**Exercise description:**
Show me each line of the listing below where the word "that" appears.

**Supplied information:**
----------------
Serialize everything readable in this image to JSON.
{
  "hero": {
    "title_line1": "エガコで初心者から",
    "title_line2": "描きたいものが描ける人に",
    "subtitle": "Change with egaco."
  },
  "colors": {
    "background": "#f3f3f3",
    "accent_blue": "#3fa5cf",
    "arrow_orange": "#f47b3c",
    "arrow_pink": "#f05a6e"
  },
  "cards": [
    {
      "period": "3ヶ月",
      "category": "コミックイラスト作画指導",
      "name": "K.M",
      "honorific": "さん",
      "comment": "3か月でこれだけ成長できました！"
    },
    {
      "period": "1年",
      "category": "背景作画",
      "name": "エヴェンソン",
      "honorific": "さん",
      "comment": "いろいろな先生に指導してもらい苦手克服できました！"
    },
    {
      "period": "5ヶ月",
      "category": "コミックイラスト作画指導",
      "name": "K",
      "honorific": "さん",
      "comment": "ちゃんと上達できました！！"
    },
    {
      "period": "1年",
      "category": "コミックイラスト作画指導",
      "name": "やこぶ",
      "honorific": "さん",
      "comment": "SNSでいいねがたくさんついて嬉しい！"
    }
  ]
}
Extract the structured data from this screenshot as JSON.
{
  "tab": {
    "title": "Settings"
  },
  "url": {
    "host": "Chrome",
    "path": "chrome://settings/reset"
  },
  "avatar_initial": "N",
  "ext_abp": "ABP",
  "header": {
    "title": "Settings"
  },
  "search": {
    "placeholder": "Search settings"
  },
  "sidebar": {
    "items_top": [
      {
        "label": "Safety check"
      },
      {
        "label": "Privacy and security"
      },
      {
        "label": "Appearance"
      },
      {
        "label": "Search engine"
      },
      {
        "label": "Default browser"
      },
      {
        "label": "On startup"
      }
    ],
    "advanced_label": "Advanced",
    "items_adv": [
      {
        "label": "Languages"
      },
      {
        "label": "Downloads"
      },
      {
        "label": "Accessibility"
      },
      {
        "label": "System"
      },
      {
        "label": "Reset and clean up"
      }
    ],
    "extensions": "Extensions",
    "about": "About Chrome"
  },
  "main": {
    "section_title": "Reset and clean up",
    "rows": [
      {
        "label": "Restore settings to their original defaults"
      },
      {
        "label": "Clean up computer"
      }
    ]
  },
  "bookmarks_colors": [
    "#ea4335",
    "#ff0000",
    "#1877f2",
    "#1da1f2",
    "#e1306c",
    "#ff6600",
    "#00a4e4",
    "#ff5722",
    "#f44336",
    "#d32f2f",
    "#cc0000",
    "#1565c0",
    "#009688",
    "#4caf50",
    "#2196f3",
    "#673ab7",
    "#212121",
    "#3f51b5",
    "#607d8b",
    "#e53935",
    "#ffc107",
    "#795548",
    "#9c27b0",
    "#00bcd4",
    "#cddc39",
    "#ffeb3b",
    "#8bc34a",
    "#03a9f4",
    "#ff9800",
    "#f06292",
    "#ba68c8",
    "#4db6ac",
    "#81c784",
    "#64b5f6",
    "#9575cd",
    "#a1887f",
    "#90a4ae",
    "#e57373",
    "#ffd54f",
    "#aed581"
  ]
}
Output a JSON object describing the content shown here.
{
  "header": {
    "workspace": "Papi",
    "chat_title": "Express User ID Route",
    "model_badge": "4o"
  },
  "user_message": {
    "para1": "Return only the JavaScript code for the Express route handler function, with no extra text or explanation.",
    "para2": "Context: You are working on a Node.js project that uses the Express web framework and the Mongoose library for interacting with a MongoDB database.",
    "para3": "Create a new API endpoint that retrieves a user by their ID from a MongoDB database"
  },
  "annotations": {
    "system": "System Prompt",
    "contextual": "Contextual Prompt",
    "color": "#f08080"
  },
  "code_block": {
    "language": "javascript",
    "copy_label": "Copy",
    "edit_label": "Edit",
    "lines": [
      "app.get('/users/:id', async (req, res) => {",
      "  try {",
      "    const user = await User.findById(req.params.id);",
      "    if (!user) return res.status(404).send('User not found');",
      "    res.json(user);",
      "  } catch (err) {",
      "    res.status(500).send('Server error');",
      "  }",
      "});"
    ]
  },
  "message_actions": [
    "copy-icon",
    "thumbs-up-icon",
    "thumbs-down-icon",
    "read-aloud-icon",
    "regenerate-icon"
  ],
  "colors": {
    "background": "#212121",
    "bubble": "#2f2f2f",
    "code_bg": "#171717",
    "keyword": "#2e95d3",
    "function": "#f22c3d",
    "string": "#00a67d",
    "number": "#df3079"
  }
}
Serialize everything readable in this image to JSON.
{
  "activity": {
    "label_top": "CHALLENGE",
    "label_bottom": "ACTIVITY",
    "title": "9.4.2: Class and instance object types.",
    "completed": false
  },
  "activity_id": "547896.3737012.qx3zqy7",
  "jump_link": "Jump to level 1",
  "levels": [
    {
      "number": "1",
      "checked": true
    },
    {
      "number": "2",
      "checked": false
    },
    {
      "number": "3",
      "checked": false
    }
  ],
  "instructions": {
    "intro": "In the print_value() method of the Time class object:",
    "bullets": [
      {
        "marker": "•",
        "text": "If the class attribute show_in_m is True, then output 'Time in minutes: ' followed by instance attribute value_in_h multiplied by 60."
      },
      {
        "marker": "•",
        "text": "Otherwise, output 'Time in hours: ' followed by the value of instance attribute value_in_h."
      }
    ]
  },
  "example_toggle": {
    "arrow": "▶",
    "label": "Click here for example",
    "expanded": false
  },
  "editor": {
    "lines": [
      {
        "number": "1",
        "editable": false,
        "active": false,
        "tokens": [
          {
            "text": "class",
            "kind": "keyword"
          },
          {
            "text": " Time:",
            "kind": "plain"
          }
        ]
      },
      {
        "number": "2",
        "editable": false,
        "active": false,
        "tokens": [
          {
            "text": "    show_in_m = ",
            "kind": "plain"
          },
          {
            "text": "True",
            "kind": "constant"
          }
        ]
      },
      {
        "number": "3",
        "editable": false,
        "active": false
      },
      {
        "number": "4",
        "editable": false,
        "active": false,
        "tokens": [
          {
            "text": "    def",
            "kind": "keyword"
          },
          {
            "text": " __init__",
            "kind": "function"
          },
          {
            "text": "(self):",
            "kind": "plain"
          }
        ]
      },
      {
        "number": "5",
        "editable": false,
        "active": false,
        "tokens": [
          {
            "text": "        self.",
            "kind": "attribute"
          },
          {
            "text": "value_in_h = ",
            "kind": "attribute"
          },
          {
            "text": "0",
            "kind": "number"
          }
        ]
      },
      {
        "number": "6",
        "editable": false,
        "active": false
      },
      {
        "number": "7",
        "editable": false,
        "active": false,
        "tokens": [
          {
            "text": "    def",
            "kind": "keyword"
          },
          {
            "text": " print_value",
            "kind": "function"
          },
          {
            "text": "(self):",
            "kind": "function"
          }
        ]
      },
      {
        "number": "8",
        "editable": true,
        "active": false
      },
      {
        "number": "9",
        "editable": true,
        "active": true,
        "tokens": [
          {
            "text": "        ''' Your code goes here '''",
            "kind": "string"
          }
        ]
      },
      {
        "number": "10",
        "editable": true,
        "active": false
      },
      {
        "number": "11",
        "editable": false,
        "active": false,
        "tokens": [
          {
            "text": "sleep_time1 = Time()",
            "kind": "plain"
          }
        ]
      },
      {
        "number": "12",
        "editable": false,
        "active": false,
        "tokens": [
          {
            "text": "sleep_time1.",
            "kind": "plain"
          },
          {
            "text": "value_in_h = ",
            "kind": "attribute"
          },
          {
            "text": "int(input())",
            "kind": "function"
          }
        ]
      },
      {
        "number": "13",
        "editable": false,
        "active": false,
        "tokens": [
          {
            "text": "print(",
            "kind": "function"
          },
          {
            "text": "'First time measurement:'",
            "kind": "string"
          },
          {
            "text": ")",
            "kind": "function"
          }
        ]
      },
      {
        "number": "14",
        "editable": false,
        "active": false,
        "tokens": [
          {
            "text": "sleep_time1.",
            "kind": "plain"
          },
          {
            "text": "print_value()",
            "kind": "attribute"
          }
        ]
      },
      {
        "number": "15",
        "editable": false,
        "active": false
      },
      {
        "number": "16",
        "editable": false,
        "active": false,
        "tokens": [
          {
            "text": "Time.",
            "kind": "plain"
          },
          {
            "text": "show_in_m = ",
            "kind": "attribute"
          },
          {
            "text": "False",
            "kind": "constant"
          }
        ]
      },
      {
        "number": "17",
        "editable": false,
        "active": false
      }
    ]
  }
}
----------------
**Task result:**
    "para2": "Context: You are working on a Node.js project that uses the Express web framework and the Mongoose library for interacting with a MongoDB database.",
    "para3": "Create a new API endpoint that retrieves a user by their ID from a MongoDB database"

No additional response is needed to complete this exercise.